#### Data shown
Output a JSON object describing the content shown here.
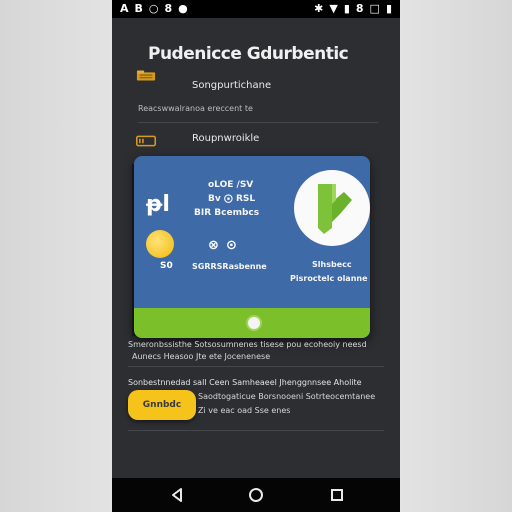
{
  "status_bar": {
    "left_glyphs": [
      "A",
      "B",
      "○",
      "8",
      "●"
    ],
    "right_glyphs": [
      "✱",
      "▼",
      "▮",
      "8",
      "□",
      "▮"
    ]
  },
  "header": {
    "title": "Pudenicce Gdurbentic"
  },
  "rows": [
    {
      "label": "Songpurtichane",
      "icon": "folder-icon"
    },
    {
      "label": "Roupnwroikle",
      "icon": "wallet-icon"
    }
  ],
  "row_sub": "Reacswwalranoa ereccent te",
  "card": {
    "logo": "ᵽl",
    "line1": "oLOE /SV",
    "line2": "Bv  ⨀  RSL",
    "line3": "BIR Bcembcs",
    "coin_label": "S0",
    "pair_icons": [
      "⊗",
      "⊙"
    ],
    "amount_text": "SGRRSRasbenne",
    "right_label_1": "Slhsbecc",
    "right_label_2": "Pisroctelc  olanne",
    "brand_colors": {
      "primary": "#3f6aa8",
      "accent": "#7bbf2a",
      "mark": "#7ec23a"
    }
  },
  "paragraph_1": [
    "Smeronbssisthe Sotsosumnenes tisese pou ecoheoiy neesd",
    "Aunecs Heasoo Jte ete Jocenenese"
  ],
  "paragraph_2": [
    "Sonbestnnedad sall Ceen Samheaeel Jhenggnnsee Aholite",
    "Saodtogaticue Borsnooeni Sotrteocemtanee"
  ],
  "action_button": {
    "label": "Gnnbdc",
    "color": "#f6c31a"
  },
  "button_side_text": "Zi ve eac oad Sse enes",
  "nav": {
    "back": "back-icon",
    "home": "home-icon",
    "recents": "recents-icon"
  }
}
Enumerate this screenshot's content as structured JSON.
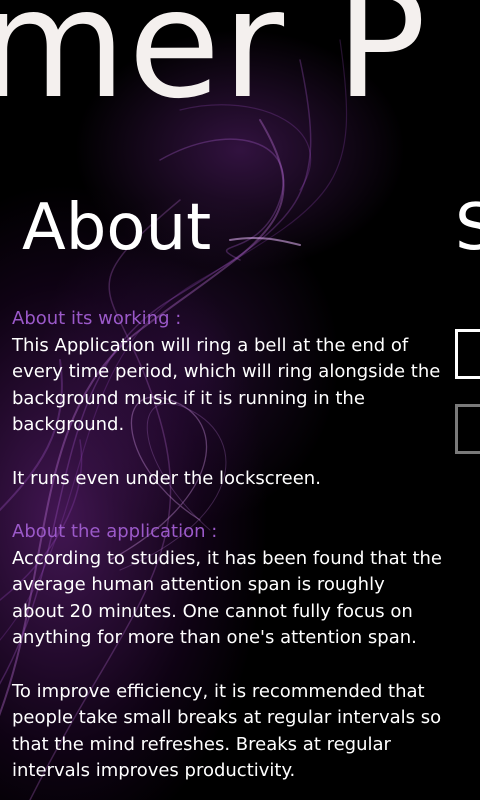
{
  "panorama": {
    "title": "mer P"
  },
  "about": {
    "header": "About",
    "working_heading": "About its working :",
    "working_text": "This Application will ring a bell at the end of every time period, which will ring alongside the background music if it is running in the background.",
    "lockscreen_text": "It runs even under the lockscreen.",
    "application_heading": "About the application :",
    "application_text": "According to studies, it has been found that the average human attention span is roughly about 20 minutes. One cannot fully focus on anything for more than one's attention span.",
    "efficiency_text": "To improve efficiency, it is recommended that people take small breaks at regular intervals so that the mind refreshes. Breaks at regular intervals improves productivity."
  },
  "next_section": {
    "header_partial": "S"
  },
  "colors": {
    "accent": "#9b59c9",
    "background": "#000000",
    "text": "#ffffff"
  }
}
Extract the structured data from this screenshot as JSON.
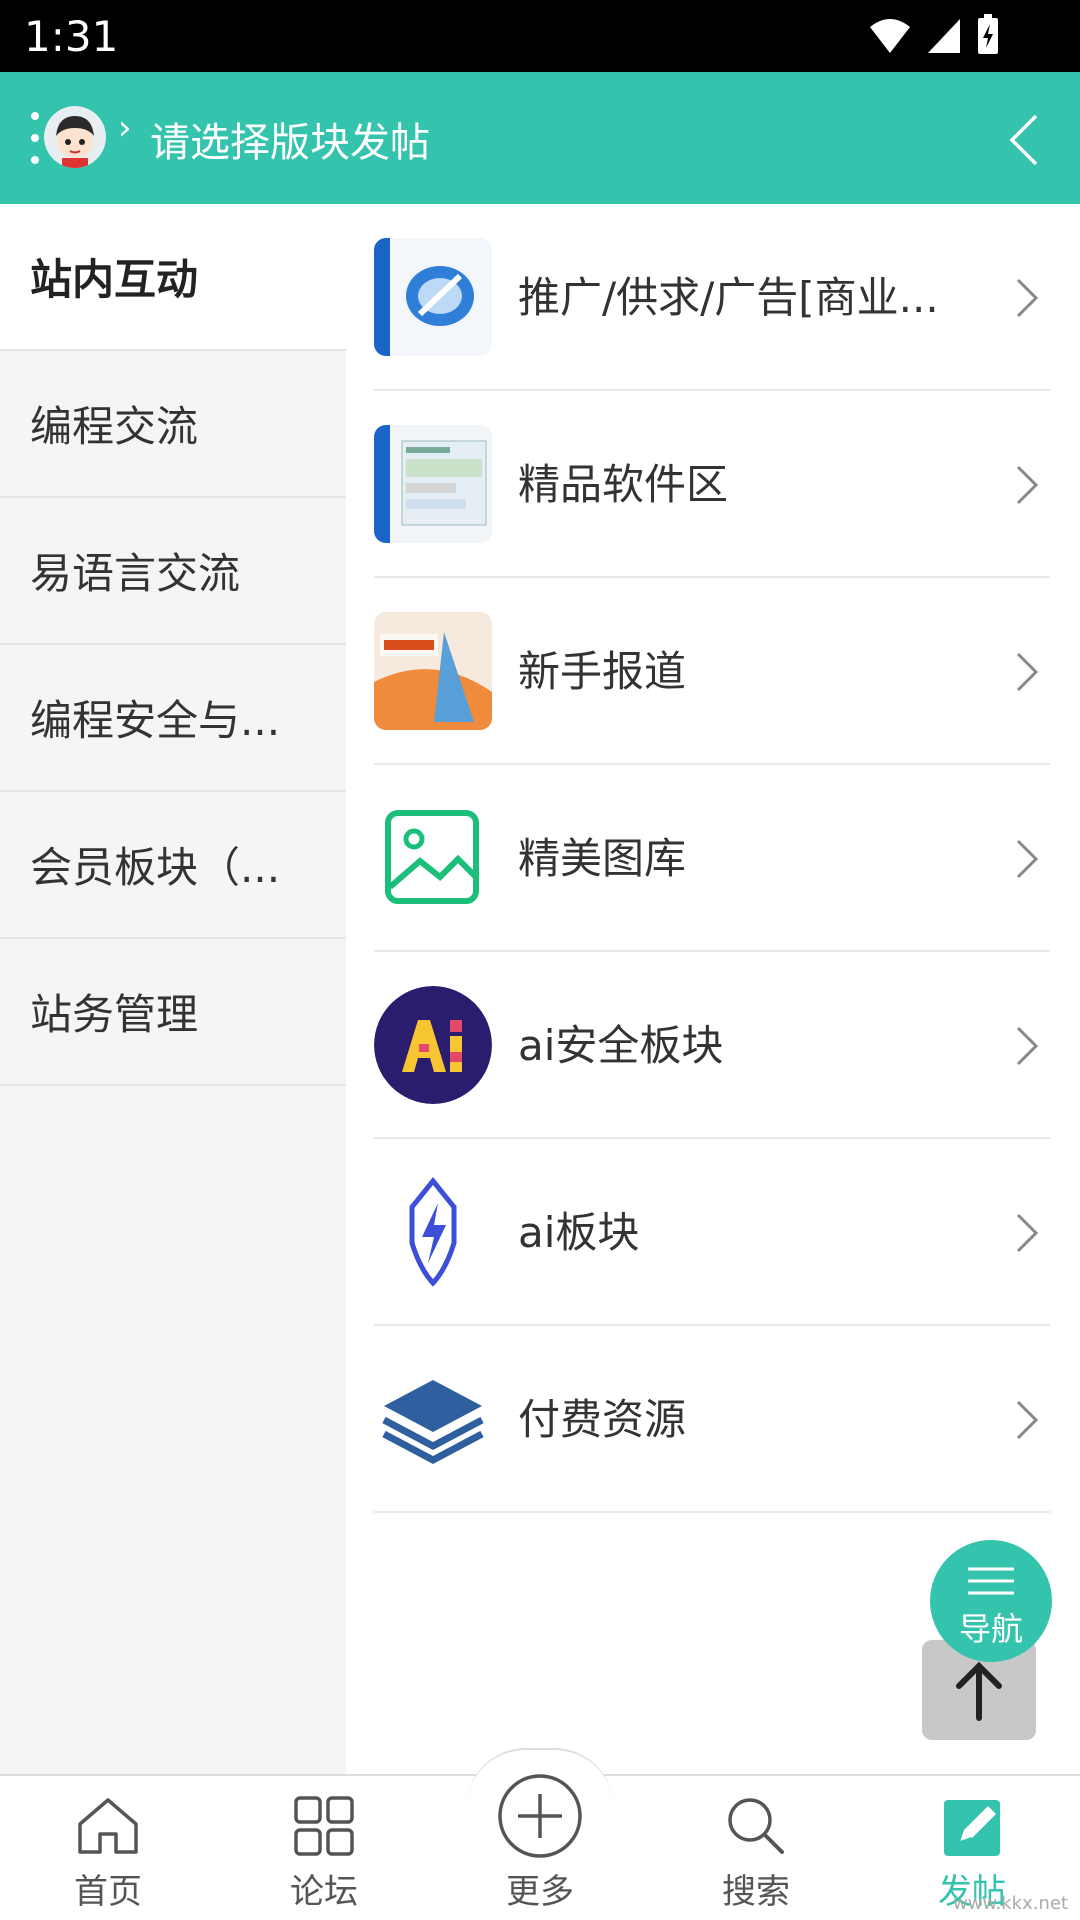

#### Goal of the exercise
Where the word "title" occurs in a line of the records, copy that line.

#### Result for this task
    "title": "Pudenicce Gdurbentic"
    "title": "mer P"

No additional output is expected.